Members of Congress left DC last Thursday, July 14 to start their seven-week summer recess – the longest summer vacation Congress has taken in 60 years – freeing them up to attend the Republican and Democratic national conventions and for their own campaigning. Before leaving, however, they were already looking past the summer to the fall and acknowledging the breakdown of the appropriations process that has become more evident in the last few weeks. Twelve spending bills are required to keep the government operating; to date, the House and Senate Appropriations Committees have each passed its own version of all 12 bills, but only five have been passed by the full House and only three by the full Senate. None has been enacted into law. With Congress set to be out until after the Labor Day weekend, a temporary stopgap funding measure will be needed to keep the government funded after the fiscal year ends on September 30.
Talk of what that measure might look like has already begun. Conservatives in the House and some top Republicans in the Senate are calling for a 6-month stop-gap funding piece, known as a Continuing Resolution or CR, that would mostly keep FY16 funding levels in place, avoid a lame duck appropriations fight, and allow a new Congress and new president to be part of FY17 negotiations next year. Appropriators in both chambers and most Democrats are opposed to that plan and instead prefer to do a shorter-term CR to buy time to hash out an omnibus, or combined spending measure, for the new fiscal year. An omnibus would allow Congress to make changes in funding levels for programs and would last for the rest of the fiscal year, giving federal agencies more ability to plan based on evolving needs. Others, however, note that a CR is less likely to contain contentious policy changes or poison pill ‘riders’ than an omnibus. House Speaker Paul Ryan (R-WI) had initially called for a meeting of the House Republican caucus for Thursday, July 14 to discuss these options, but the meeting was cancelled, another sign that the majority party is unable to come to agreement on spending strategy.
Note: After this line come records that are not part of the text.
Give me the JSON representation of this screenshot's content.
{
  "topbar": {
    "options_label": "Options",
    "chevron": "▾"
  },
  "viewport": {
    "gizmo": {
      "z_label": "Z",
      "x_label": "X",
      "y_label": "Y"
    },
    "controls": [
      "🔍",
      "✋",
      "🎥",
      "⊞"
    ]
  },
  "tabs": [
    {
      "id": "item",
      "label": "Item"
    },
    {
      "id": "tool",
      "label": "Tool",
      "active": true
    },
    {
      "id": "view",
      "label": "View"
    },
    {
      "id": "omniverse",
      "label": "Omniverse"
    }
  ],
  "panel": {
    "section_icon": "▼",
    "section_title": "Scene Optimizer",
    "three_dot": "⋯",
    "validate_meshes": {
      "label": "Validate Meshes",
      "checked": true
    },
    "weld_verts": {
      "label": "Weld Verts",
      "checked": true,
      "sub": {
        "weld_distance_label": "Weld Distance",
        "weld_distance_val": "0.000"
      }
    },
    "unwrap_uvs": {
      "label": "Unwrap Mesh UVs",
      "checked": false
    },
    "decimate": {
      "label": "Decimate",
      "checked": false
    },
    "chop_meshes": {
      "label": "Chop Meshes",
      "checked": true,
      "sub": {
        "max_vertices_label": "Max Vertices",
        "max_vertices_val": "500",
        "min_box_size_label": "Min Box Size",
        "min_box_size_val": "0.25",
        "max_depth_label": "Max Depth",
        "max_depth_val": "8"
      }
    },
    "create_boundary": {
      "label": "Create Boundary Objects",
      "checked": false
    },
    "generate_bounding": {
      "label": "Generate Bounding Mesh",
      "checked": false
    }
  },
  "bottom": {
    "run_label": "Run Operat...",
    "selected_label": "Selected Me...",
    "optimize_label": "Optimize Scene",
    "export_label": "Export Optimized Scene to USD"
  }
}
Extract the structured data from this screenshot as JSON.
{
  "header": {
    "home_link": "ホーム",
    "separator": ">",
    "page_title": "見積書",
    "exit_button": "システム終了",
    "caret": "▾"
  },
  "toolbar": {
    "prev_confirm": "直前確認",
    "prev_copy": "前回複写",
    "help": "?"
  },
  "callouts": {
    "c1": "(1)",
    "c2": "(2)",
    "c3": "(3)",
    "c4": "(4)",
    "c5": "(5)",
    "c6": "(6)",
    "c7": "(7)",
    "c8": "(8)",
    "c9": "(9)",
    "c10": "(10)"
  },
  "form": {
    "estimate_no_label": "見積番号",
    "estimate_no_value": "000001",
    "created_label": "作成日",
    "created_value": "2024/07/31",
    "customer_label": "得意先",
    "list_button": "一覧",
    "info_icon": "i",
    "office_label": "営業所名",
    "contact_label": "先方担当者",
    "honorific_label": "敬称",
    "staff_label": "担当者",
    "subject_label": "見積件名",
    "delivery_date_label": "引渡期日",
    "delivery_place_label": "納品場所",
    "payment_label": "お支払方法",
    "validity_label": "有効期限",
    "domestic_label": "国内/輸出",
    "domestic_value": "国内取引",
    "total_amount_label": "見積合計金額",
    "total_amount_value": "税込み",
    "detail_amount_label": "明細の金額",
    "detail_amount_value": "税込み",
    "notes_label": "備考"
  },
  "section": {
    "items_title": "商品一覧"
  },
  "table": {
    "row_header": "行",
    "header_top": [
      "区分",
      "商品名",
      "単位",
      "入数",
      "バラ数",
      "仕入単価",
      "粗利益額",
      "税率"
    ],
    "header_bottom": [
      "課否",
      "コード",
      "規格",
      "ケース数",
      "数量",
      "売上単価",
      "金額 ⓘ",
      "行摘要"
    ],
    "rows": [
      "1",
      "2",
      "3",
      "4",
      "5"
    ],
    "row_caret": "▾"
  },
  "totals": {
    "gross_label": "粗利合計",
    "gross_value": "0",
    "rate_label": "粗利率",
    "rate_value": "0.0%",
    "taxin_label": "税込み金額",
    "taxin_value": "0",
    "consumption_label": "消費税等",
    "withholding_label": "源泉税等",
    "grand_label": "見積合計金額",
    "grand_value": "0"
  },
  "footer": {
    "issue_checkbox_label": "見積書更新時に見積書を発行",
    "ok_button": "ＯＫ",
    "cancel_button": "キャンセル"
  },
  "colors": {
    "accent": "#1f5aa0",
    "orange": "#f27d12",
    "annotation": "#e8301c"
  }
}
As part of its unfinished work on appropriations, the Senate failed to advance a bill to provide funding to fight the Zika virus. For more on this, see the related article in this Human Needs Report. For more information on all things budget, see our FY17 budget resource page and our June 27 Human Needs Report.